Her daughter Marya Cohn confirmed the death.
Miles was working as an assistant director of the nonprofit American Place Theater in the mid-1970s when she noticed that few of the plays the company produced were written by women.
“I looked at our roster, and of about 72 plays that we had done, only about eight were written by women,” Miles told The New York Times in 1998. “I was shocked at this, that the thing I cared most about — theater — was really lacking in female voices.”
Resolving to do something about the gender disparity, she began Women’s Project, now known as WP Theater, in 1978 with a grant from the Ford Foundation, at first staging productions in the American Place Theater’s basement. That basement and WP’s later homes became incubators for young talent and welcoming places for artists trying to bring new perspectives to the theater.
A different perspective was apparent from WP’s first production, “Choices,” a one-woman show in which Lily Lodge read selections by Virginia Woolf, Dorothy Parker, Gertrude Stein, Sylvia Plath and other writers.
Since then WP has produced more than 600 plays. Standouts during Miles’ tenure included “Still Life” (1981), about the Vietnam War, written and directed by Emily Mann and starring Mary McDonnell, Timothy Near and John Spencer, which earned four Obie Awards; and “A ... My Name Is Alice,” a musical revue conceived and directed by Joan Micklin Silver and Julianne Boyd.
Frank Rich, reviewing “Alice” in The New York Times in 1984, noted that it was performed in an airless basement and had “few production values, odd curtain times” and only a piano for accompaniment, but added, “It’s amazing how little any of that matters, however, when there’s fresh talent on display almost everywhere you look.”
WP made it out of the basement in the 1980s, and after several nomadic years found a home in the late 1990s: a space in Hell’s Kitchen that was eventually named the Julia Miles Theater. The company currently operates out of the WP Theater on the Upper West Side.
WP has also produced the work of playwrights like María Irene Fornés, Eve Ensler and Lynn Nottage and featured actors like Billie Allen, America Ferrera and Sarah Jessica Parker.
Miles did all she could to keep WP humming, from securing a million-dollar donation from playwright Sallie Bingham to helping playwrights arrange for child care so that they could attend rehearsals.

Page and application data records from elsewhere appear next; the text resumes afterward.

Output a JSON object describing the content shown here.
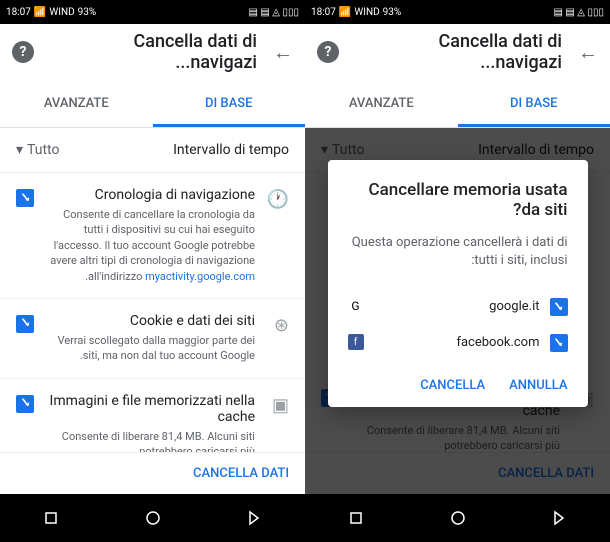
{
  "status": {
    "time": "18:07",
    "carrier": "WIND",
    "battery": "93%"
  },
  "header": {
    "title": "Cancella dati di navigazi..."
  },
  "tabs": {
    "basic": "DI BASE",
    "advanced": "AVANZATE"
  },
  "timeRange": {
    "label": "Intervallo di tempo",
    "value": "Tutto"
  },
  "options": {
    "history": {
      "title": "Cronologia di navigazione",
      "desc1": "Consente di cancellare la cronologia da tutti i dispositivi su cui hai eseguito l'accesso. Il tuo account Google potrebbe avere altri tipi di cronologia di navigazione all'indirizzo ",
      "link": "myactivity.google.com",
      "desc2": "."
    },
    "cookies": {
      "title": "Cookie e dati dei siti",
      "desc": "Verrai scollegato dalla maggior parte dei siti, ma non dal tuo account Google."
    },
    "cache": {
      "title": "Immagini e file memorizzati nella cache",
      "desc": "Consente di liberare 81,4 MB. Alcuni siti potrebbero caricarsi più"
    }
  },
  "footer": {
    "clearData": "CANCELLA DATI"
  },
  "dialog": {
    "title": "Cancellare memoria usata da siti?",
    "message": "Questa operazione cancellerà i dati di tutti i siti, inclusi:",
    "sites": {
      "google": "google.it",
      "facebook": "facebook.com"
    },
    "cancel": "ANNULLA",
    "confirm": "CANCELLA"
  }
}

Mary McDonnell, who after appearing in “Still Life” went on to earn Academy Award nominations for her roles in “Dances With Wolves” (1990) and “Passion Fish” (1992), said in a phone interview that Miles “made you relax with the process of developing your own voice, and it didn’t matter if you were a writer, a director, an actor.”

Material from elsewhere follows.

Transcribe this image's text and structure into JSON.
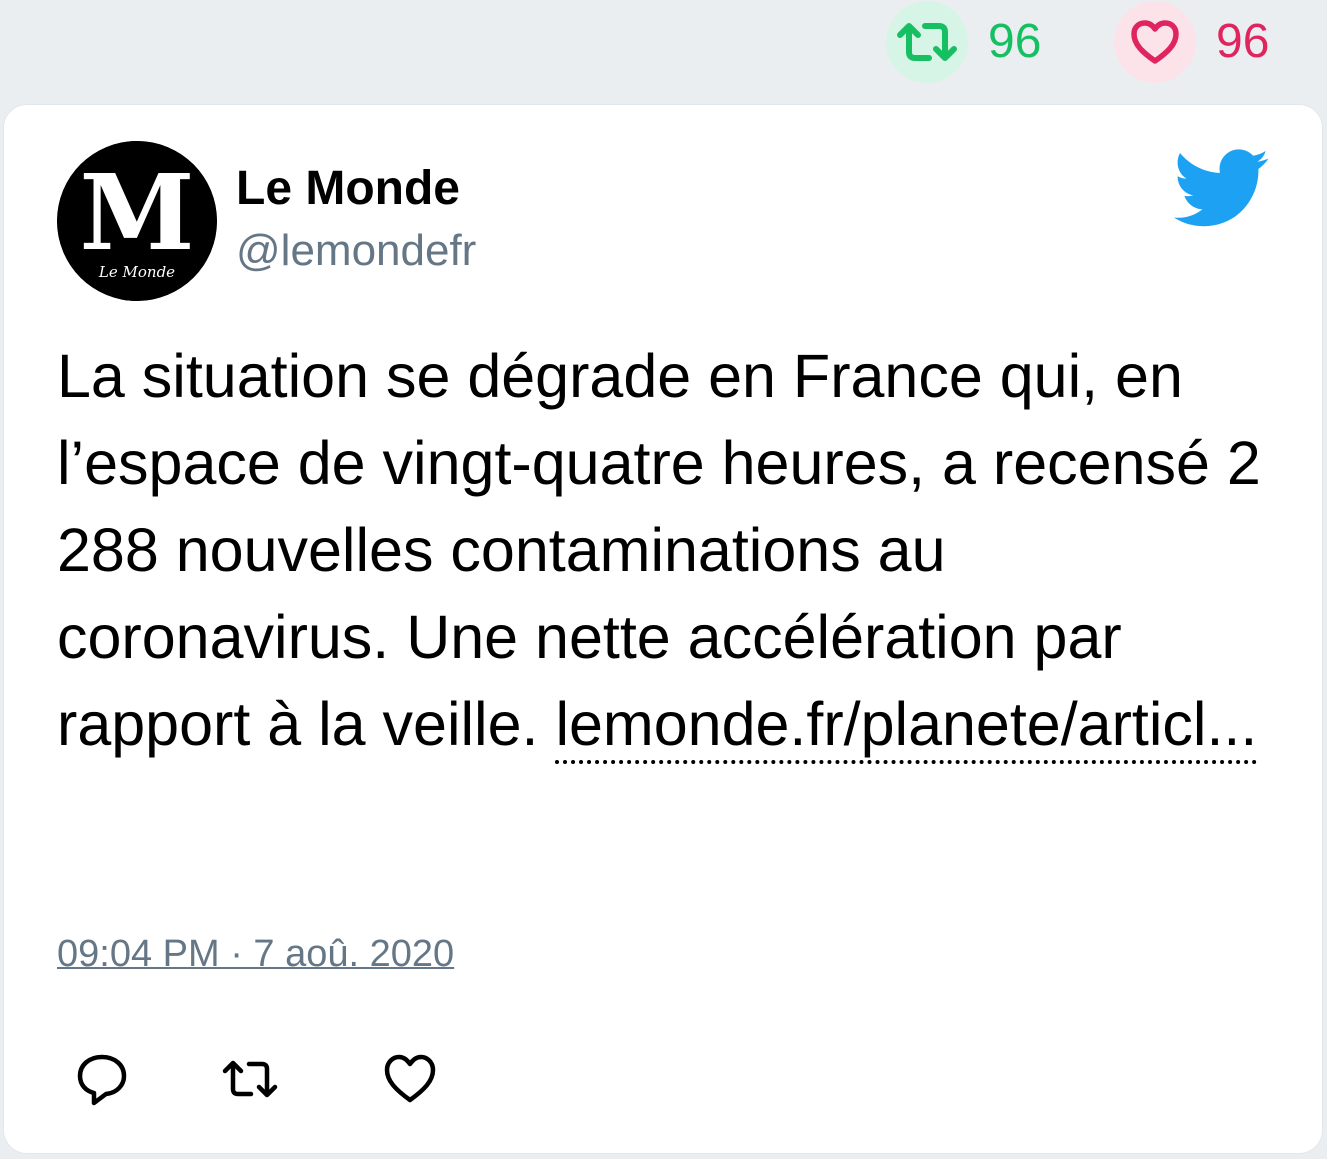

Once, McDonnell recalled, Miles invited her to lunch after one of McDonnell’s performances had received a scathing review and helped her put the critic’s reaction in context. Miles, she said, “talked to me about how to develop the kind of internal muscle, emotional muscle” that female artists needed “to make choices that didn’t fit into the old paradigm.”
Experiences like McDonnell’s were common among the many women Miles mentored. Actress Kathleen Chalfant, who helped Miles found WP, said in a phone interview that she was hard-pressed to think of a significant female playwright or director active in the American theater who “hadn’t been touched by the Women’s Project or encouraged by Julia.”
Chalfant added that one of Miles’ enduring legacies was likely to be a professional community that could outlast WP.
“It created this kind of old girls’ network that is so necessary to move forward in any profession,” she said.
Julia Eugenia Hinson was born on Jan. 24, 1930, in Pelham, Georgia, to John and Saro Hinson. Her father was a tobacco and cotton farmer, her mother a homemaker.
She graduated from a boarding school in Georgia, then earned a bachelor’s degree in theater at Northwestern University in Evanston, Illinois, where she met William Miles.
They married and moved to New York City to pursue acting careers, and Miles studied at the Actors Studio. But aspects of acting in the city soon grew tiresome.
“I did auditions and hated it,” she told The Times in 2001. “I hated the herds. I felt there had to be a better way.”
In the late 1950s Miles began producing plays with Theater Current, a company she founded with friends. She joined the American Place Theater in 1964.
Her marriage to William Miles ended in divorce, as did her second marriage, to Sam Cohn, a prominent talent agent. In addition to her daughter Marya, from her marriage to Cohn, she is survived by two daughters from her marriage to William Miles, Stacey Slane and Lisa Miles; a stepson, Peter Cohn; a sister, Priscilla Arwood; and seven grandchildren.
Miles stepped down as Women’s Project’s artistic director in 2003. From the beginning she had said that she hoped to disband the organization once women had achieved equality in theater.
Lisa McNulty, WP’s current artistic director, said in an interview that even though Miles had expanded gender parity in the theater world, WP was not close to disbanding — and that Miles would have had it no other way.
“I don’t think you start an institution like that and get satisfied with a little bit of progress,” McNulty said. “I think Julia would have been pushing as hard, or more, than I am.”
This article originally appeared in The New York Times .